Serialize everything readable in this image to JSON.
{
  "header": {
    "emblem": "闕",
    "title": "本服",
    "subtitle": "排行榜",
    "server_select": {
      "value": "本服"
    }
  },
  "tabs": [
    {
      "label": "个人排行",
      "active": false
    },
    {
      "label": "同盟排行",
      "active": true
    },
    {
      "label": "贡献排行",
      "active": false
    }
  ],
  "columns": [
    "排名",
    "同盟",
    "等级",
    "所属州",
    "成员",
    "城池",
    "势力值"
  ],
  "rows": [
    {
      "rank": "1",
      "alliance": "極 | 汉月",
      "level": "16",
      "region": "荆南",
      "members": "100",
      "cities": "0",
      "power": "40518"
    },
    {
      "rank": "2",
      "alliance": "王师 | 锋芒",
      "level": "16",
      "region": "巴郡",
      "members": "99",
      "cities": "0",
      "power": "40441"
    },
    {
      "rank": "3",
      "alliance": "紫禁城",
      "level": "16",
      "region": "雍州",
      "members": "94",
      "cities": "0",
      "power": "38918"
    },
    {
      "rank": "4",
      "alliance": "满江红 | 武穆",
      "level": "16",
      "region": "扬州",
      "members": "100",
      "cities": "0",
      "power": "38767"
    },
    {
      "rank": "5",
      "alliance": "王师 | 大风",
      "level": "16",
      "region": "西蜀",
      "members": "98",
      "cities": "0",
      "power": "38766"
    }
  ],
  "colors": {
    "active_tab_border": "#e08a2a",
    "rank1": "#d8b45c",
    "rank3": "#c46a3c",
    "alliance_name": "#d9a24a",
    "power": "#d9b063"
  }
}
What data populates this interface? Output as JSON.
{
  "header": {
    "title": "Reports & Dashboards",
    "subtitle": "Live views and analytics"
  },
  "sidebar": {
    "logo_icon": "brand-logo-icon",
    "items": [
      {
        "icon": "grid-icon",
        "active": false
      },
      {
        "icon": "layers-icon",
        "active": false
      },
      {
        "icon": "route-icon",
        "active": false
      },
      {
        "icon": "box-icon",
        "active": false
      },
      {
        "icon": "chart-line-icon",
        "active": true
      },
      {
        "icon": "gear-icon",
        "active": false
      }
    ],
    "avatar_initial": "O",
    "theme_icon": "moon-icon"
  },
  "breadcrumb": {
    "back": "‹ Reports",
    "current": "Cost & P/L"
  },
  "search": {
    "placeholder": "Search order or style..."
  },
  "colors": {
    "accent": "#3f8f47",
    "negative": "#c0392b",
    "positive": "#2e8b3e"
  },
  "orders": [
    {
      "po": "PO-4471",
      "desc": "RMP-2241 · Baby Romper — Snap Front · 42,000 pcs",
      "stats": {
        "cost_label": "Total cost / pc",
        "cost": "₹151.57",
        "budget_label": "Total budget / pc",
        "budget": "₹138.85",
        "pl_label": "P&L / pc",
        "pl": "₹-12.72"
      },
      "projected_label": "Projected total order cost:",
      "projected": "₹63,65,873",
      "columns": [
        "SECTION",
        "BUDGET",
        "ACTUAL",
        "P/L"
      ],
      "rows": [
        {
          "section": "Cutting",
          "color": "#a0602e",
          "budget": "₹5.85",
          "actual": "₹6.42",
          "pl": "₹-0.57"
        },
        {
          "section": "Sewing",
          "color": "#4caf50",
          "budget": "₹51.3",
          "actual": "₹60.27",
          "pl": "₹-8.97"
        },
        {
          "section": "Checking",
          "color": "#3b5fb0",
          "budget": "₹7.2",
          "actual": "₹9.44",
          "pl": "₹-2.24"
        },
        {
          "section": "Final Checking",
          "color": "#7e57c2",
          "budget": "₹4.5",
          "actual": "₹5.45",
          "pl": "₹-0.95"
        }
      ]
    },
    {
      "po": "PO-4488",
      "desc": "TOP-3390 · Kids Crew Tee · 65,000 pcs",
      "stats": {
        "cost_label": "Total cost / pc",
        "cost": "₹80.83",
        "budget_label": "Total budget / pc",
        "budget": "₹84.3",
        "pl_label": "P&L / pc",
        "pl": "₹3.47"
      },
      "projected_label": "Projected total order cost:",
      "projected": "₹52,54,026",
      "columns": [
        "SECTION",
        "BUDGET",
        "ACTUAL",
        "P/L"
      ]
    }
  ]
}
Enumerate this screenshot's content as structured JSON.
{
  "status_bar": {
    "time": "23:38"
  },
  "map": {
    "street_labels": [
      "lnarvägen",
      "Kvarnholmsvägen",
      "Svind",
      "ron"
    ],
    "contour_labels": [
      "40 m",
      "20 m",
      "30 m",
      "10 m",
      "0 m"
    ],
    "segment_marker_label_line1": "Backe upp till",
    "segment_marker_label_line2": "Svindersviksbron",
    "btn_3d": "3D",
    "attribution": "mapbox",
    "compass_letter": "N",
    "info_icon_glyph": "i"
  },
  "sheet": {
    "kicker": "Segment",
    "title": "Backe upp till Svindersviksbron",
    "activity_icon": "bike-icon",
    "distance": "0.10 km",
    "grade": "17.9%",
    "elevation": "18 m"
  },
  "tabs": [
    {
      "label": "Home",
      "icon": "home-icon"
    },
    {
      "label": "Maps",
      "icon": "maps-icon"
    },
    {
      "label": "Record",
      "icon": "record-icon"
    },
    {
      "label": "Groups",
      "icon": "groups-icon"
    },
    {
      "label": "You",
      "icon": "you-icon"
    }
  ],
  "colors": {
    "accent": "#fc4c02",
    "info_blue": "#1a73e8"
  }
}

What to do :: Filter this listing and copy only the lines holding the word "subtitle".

Completed task ::
    "subtitle": "排行榜",
    "subtitle": "Live views and analytics"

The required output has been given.